What lines in the data hold the string "title"? Show them.

Content starts

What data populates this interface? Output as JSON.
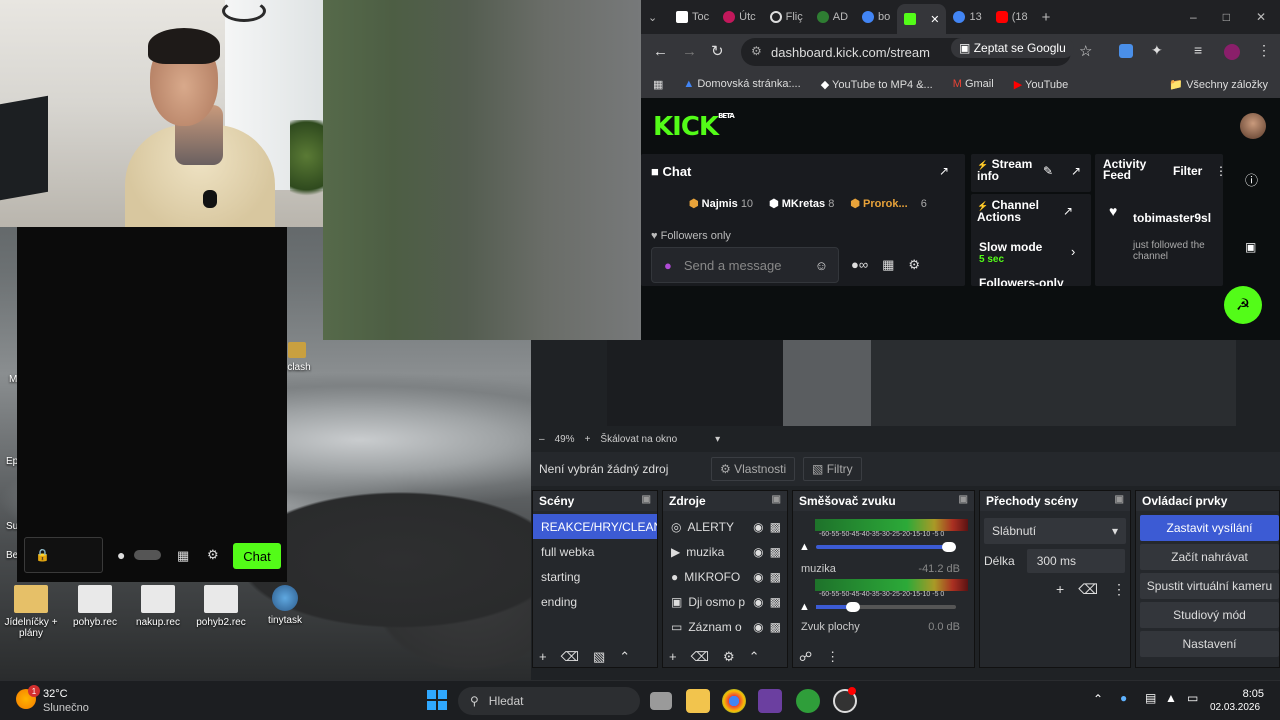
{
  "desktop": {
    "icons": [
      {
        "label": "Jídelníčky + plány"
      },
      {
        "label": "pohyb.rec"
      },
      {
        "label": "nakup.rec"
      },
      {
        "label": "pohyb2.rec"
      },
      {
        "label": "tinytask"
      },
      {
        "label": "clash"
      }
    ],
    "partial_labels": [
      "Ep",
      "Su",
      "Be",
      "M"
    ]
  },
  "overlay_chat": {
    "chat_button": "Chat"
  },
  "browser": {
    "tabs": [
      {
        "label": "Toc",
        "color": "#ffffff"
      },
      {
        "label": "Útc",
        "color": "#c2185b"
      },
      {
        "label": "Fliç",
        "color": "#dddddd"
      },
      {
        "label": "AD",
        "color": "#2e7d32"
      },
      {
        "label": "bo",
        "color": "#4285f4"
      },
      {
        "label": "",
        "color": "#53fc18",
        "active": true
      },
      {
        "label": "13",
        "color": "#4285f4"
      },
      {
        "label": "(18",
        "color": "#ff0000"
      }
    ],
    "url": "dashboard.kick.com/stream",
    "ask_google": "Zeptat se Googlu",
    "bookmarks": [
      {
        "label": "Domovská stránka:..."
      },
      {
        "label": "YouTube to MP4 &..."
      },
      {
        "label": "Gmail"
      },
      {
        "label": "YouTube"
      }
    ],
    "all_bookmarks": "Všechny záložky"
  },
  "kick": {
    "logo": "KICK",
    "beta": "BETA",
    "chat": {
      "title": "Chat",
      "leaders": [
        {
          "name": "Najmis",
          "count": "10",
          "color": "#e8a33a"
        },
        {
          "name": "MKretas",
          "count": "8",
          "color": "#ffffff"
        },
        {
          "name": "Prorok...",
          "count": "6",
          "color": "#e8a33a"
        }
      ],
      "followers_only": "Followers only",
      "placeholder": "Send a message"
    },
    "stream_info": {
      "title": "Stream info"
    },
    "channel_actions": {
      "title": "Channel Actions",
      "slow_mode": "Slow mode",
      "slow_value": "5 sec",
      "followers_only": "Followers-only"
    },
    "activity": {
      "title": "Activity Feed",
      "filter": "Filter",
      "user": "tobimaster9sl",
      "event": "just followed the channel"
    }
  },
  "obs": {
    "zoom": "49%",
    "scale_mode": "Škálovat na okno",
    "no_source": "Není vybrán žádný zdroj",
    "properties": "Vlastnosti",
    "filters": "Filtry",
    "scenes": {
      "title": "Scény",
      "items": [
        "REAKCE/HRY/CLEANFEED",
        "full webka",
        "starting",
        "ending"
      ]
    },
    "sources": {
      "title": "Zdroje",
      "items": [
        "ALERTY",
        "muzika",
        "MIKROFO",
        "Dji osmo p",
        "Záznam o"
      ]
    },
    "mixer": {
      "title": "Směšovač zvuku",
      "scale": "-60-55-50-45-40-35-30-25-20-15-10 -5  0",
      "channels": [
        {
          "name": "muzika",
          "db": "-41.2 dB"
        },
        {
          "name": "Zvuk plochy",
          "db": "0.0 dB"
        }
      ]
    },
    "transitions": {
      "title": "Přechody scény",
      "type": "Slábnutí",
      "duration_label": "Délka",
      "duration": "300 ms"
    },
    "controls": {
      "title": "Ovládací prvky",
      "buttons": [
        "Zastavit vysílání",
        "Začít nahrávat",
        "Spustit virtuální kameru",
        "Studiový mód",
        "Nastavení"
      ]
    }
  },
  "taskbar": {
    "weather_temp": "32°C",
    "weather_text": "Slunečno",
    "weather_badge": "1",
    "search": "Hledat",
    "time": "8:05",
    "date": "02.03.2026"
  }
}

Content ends

ANSWER TO THE EXERCISE:
      "title": "Chat",
      "title": "Stream info"
      "title": "Channel Actions",
      "title": "Activity Feed",
      "title": "Scény",
      "title": "Zdroje",
      "title": "Směšovač zvuku",
      "title": "Přechody scény",
      "title": "Ovládací prvky",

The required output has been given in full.